====== DATA FOR THE TASK

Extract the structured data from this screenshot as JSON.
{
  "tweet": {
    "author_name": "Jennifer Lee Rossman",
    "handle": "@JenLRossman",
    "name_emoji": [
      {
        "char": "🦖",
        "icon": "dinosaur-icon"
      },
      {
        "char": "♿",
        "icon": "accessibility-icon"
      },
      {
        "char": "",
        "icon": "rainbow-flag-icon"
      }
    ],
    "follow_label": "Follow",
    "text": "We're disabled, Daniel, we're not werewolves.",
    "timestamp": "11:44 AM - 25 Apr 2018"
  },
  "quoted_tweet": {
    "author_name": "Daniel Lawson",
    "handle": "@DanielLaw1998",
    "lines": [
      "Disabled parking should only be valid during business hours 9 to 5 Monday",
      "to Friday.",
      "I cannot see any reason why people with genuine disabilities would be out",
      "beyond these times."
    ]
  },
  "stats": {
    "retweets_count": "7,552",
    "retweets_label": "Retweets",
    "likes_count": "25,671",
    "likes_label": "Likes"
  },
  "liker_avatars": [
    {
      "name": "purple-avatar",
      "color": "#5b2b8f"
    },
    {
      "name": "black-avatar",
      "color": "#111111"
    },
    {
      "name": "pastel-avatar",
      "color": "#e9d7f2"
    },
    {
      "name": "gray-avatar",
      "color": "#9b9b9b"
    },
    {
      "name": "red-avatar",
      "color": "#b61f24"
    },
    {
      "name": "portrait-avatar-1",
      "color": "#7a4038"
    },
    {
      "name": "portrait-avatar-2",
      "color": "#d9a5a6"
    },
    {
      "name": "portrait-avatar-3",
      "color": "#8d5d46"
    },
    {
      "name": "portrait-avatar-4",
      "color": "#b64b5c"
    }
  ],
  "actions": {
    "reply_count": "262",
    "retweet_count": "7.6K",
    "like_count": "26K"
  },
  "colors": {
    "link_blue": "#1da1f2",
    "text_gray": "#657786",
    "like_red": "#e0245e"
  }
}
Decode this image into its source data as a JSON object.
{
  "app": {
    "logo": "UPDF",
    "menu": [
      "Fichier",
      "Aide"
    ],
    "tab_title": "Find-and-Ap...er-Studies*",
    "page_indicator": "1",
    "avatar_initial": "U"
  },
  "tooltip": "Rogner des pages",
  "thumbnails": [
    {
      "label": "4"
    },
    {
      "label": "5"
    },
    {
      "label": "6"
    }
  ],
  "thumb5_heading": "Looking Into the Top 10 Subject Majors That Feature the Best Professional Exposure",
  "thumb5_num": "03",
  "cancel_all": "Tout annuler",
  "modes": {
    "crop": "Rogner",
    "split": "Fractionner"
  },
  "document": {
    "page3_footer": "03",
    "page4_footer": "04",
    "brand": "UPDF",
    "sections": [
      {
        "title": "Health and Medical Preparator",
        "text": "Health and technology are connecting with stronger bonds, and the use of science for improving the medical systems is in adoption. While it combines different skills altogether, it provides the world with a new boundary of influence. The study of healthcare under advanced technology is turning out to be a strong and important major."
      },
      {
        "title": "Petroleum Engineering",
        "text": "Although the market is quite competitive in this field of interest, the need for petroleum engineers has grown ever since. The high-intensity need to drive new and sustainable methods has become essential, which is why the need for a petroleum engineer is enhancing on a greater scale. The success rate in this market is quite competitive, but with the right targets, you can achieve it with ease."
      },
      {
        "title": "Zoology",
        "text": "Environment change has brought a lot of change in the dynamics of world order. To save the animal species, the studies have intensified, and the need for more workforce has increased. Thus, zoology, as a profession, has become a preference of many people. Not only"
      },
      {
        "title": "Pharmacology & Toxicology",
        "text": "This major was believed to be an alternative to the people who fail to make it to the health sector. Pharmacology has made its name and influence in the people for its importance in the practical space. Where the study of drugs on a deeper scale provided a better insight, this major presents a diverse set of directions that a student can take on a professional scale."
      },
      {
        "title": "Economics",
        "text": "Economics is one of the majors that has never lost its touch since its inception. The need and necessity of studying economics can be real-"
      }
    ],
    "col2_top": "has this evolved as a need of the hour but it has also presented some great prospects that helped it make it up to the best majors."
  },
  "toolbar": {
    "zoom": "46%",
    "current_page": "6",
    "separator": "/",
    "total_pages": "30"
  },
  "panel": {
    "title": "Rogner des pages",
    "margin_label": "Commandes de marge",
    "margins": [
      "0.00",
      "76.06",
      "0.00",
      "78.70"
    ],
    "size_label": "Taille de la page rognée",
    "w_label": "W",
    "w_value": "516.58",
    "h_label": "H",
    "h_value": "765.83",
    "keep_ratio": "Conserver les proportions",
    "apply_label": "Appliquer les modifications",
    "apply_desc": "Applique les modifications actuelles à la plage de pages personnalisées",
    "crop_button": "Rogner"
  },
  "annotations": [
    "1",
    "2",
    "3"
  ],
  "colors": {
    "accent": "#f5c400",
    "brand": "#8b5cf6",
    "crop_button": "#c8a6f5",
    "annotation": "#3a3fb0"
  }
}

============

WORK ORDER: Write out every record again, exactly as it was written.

RESPONSE AREA:
Extract the structured data from this screenshot as JSON.
{
  "tweet": {
    "author_name": "Jennifer Lee Rossman",
    "handle": "@JenLRossman",
    "name_emoji": [
      {
        "char": "🦖",
        "icon": "dinosaur-icon"
      },
      {
        "char": "♿",
        "icon": "accessibility-icon"
      },
      {
        "char": "",
        "icon": "rainbow-flag-icon"
      }
    ],
    "follow_label": "Follow",
    "text": "We're disabled, Daniel, we're not werewolves.",
    "timestamp": "11:44 AM - 25 Apr 2018"
  },
  "quoted_tweet": {
    "author_name": "Daniel Lawson",
    "handle": "@DanielLaw1998",
    "lines": [
      "Disabled parking should only be valid during business hours 9 to 5 Monday",
      "to Friday.",
      "I cannot see any reason why people with genuine disabilities would be out",
      "beyond these times."
    ]
  },
  "stats": {
    "retweets_count": "7,552",
    "retweets_label": "Retweets",
    "likes_count": "25,671",
    "likes_label": "Likes"
  },
  "liker_avatars": [
    {
      "name": "purple-avatar",
      "color": "#5b2b8f"
    },
    {
      "name": "black-avatar",
      "color": "#111111"
    },
    {
      "name": "pastel-avatar",
      "color": "#e9d7f2"
    },
    {
      "name": "gray-avatar",
      "color": "#9b9b9b"
    },
    {
      "name": "red-avatar",
      "color": "#b61f24"
    },
    {
      "name": "portrait-avatar-1",
      "color": "#7a4038"
    },
    {
      "name": "portrait-avatar-2",
      "color": "#d9a5a6"
    },
    {
      "name": "portrait-avatar-3",
      "color": "#8d5d46"
    },
    {
      "name": "portrait-avatar-4",
      "color": "#b64b5c"
    }
  ],
  "actions": {
    "reply_count": "262",
    "retweet_count": "7.6K",
    "like_count": "26K"
  },
  "colors": {
    "link_blue": "#1da1f2",
    "text_gray": "#657786",
    "like_red": "#e0245e"
  }
}
Decode this image into its source data as a JSON object.
{
  "app": {
    "logo": "UPDF",
    "menu": [
      "Fichier",
      "Aide"
    ],
    "tab_title": "Find-and-Ap...er-Studies*",
    "page_indicator": "1",
    "avatar_initial": "U"
  },
  "tooltip": "Rogner des pages",
  "thumbnails": [
    {
      "label": "4"
    },
    {
      "label": "5"
    },
    {
      "label": "6"
    }
  ],
  "thumb5_heading": "Looking Into the Top 10 Subject Majors That Feature the Best Professional Exposure",
  "thumb5_num": "03",
  "cancel_all": "Tout annuler",
  "modes": {
    "crop": "Rogner",
    "split": "Fractionner"
  },
  "document": {
    "page3_footer": "03",
    "page4_footer": "04",
    "brand": "UPDF",
    "sections": [
      {
        "title": "Health and Medical Preparator",
        "text": "Health and technology are connecting with stronger bonds, and the use of science for improving the medical systems is in adoption. While it combines different skills altogether, it provides the world with a new boundary of influence. The study of healthcare under advanced technology is turning out to be a strong and important major."
      },
      {
        "title": "Petroleum Engineering",
        "text": "Although the market is quite competitive in this field of interest, the need for petroleum engineers has grown ever since. The high-intensity need to drive new and sustainable methods has become essential, which is why the need for a petroleum engineer is enhancing on a greater scale. The success rate in this market is quite competitive, but with the right targets, you can achieve it with ease."
      },
      {
        "title": "Zoology",
        "text": "Environment change has brought a lot of change in the dynamics of world order. To save the animal species, the studies have intensified, and the need for more workforce has increased. Thus, zoology, as a profession, has become a preference of many people. Not only"
      },
      {
        "title": "Pharmacology & Toxicology",
        "text": "This major was believed to be an alternative to the people who fail to make it to the health sector. Pharmacology has made its name and influence in the people for its importance in the practical space. Where the study of drugs on a deeper scale provided a better insight, this major presents a diverse set of directions that a student can take on a professional scale."
      },
      {
        "title": "Economics",
        "text": "Economics is one of the majors that has never lost its touch since its inception. The need and necessity of studying economics can be real-"
      }
    ],
    "col2_top": "has this evolved as a need of the hour but it has also presented some great prospects that helped it make it up to the best majors."
  },
  "toolbar": {
    "zoom": "46%",
    "current_page": "6",
    "separator": "/",
    "total_pages": "30"
  },
  "panel": {
    "title": "Rogner des pages",
    "margin_label": "Commandes de marge",
    "margins": [
      "0.00",
      "76.06",
      "0.00",
      "78.70"
    ],
    "size_label": "Taille de la page rognée",
    "w_label": "W",
    "w_value": "516.58",
    "h_label": "H",
    "h_value": "765.83",
    "keep_ratio": "Conserver les proportions",
    "apply_label": "Appliquer les modifications",
    "apply_desc": "Applique les modifications actuelles à la plage de pages personnalisées",
    "crop_button": "Rogner"
  },
  "annotations": [
    "1",
    "2",
    "3"
  ],
  "colors": {
    "accent": "#f5c400",
    "brand": "#8b5cf6",
    "crop_button": "#c8a6f5",
    "annotation": "#3a3fb0"
  }
}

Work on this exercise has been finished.